Not everyone gets a second chance to pursue a lifelong passion. But that’s the opportunity Tim O’Neal has received, and he intends to take full advantage of it.
O’Neal is in the field this week for the Korn Ferry Tour’s Savannah Golf Championship at the Landings Club – Deer Creek Course un Savannah, Georgia. He earned an exemption into the tournament because of his hometown status as well as his past Korn Ferry experience, and will be competing for part of a $600,000 purse.
The Savannah native won the Advocates Pro Golf Association Tour Lexus Cup Points Race for this second time this summer with his consistent play on both sides of the COVID-19 shutdown. O’Neal was victorious at the APGA Tour at Farmers Insurance Open in January, and again in July at the APGA Tour at Dubsdread. He finished third or higher in each of the Lexus Cup Tournaments and ended the season with 1,858 points to show for it.
“I’m playing better now, so I’m hoping to give myself a chance on Sunday,” said O’Neal, who had a number of solid seasons on the Korn Ferry Tour back when it was called the Nationwide Tour. “I’ve put in a lot of hard work and it showed in the APGA tournaments. I knew I had a chance to win the Lexus Cup again.”
O’Neal, 48, has been working to secure his PGA Tour card for more than two decades. He owns over 150 Korn Ferry Tour starts and three wins on the PGA Tour Latinoamérica: Two in 2013 and one in 2016. Twice, he came within a shot of earning PGA Tour membership in Q school. The promised land remains out of reach for now, but O’Neal does not lose sleep over the missed opportunities of the past.
“Golf’s hard,” he spoke candidly over the phone. “I missed (going straight to the PGA Tour) twice by one shot. I don’t want to say it’s been a lot of adversity. I guess, a lot of it’s not playing well when I needed to. I’ve been very close. All in all, I’ve definitely had my bumps in the road, but I’m still positive about it and still grinding.”
At times, it has certainly been a grind for the Jackson State alum, who played in several Moroccan mini-tour events in 2012 to bolster his struggling finances. Next came a divorce in 2014, which resulted in O’Neal sharing custody of two teenaged children with his ex-wife. Amid such turmoil, the APGA has been a lifeline, both financially and otherwise.

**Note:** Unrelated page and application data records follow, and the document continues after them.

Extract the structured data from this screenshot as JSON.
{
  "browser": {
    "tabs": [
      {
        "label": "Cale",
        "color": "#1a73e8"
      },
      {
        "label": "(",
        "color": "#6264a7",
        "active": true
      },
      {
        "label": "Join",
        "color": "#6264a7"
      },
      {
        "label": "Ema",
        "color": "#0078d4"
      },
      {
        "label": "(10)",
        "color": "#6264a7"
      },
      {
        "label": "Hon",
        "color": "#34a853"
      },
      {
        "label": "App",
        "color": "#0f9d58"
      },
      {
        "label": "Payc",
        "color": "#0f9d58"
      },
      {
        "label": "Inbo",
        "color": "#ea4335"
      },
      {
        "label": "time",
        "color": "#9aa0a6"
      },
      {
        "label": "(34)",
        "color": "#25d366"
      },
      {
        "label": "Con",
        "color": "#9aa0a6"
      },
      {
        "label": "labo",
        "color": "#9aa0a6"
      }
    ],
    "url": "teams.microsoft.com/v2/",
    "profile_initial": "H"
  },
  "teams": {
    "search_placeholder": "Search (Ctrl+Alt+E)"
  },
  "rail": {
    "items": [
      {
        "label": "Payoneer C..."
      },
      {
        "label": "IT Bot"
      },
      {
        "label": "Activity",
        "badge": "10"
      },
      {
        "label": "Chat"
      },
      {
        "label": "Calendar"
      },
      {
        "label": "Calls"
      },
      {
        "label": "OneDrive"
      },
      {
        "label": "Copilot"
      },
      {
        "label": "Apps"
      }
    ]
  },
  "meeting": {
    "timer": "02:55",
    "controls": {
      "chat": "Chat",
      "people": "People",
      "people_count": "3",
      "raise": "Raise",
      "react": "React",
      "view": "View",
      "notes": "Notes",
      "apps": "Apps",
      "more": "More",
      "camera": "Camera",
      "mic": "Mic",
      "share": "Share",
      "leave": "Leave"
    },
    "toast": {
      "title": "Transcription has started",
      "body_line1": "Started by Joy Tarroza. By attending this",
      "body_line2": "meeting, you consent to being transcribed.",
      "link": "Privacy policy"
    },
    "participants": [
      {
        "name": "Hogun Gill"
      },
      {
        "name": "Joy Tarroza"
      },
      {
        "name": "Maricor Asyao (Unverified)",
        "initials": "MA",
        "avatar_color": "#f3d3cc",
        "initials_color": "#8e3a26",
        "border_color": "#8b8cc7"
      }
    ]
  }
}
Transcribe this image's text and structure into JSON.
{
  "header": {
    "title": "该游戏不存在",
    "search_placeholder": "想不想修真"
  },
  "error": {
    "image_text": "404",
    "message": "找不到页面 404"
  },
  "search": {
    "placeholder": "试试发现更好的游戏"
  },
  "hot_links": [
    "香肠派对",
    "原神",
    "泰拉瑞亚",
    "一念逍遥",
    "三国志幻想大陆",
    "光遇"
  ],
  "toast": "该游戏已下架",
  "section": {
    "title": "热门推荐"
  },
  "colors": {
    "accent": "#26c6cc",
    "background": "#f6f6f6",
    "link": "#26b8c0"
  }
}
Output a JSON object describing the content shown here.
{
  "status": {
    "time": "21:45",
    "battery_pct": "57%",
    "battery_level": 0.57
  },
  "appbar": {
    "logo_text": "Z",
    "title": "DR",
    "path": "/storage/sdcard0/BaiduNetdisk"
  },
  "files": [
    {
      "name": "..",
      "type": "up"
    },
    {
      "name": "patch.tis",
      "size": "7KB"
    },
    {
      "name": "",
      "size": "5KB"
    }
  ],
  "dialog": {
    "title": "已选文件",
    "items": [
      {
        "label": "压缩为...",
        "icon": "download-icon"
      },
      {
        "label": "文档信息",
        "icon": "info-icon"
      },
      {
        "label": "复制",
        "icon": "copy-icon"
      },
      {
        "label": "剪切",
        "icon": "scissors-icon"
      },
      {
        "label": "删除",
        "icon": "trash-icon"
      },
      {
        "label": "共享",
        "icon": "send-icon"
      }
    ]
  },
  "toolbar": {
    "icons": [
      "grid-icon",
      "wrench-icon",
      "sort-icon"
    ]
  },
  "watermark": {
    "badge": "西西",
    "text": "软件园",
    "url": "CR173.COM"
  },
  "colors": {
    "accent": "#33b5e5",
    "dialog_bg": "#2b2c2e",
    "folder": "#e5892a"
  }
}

Since its beginnings in 2010, the Advocates Pro Golf Association has endeavored to give talented minority golfers an affordable way to compete in the sport they love. Ken Bentley helped found the APGA, and he explained to Golf.com that his organization aims to help players put their money-related worries to bed.
“A lot of our players are close to making the tour,” said Bentley, a former Nestle executive. “A big part of what’s holding them back is finances. I want a couple of guys from our tour to be able to make enough money so that the next year they won’t have to worry about money the following year. We’re trying to raise the purses so that we can take money out of the equation.”
O’Neal is one of many who appreciate the APGA’s modest entry fees and generosity in helping its athletes foot medical and transportation bills.
“Mr. Bentley and his staff, they want everyone to play,” he said. “When guys might be struggling to get to tournaments, they’re more than willing to help guys that are really working hard, to give them opportunities to play.”
Speaking of opportunity, O’Neal has a good one ahead of him this week. While the Korn Ferry Tour is a ways away from the big show, it is a proving ground where rising stars like Scottie Scheffler and Will Zalatoris have honed their craft in the past. O’Neal isn’t getting any younger, but every solid Korn Ferry outing he has could bring him one step closer to realizing his dream.
In 2018, O’Neal qualified for the Savannah Golf Championship but allowed a first-round lead to slip away as he finished T-62 that week. The Georgian has a chance to redeem himself on home soil, and he will do everything possible to achieve that goal.
“It’s always good to play home,” he said. “I’m familiar with the golf course. I’m just going to try to go out there and play my game, and have some fun too. It definitely would mean a lot to have a good showing and just play well for my friends and family.”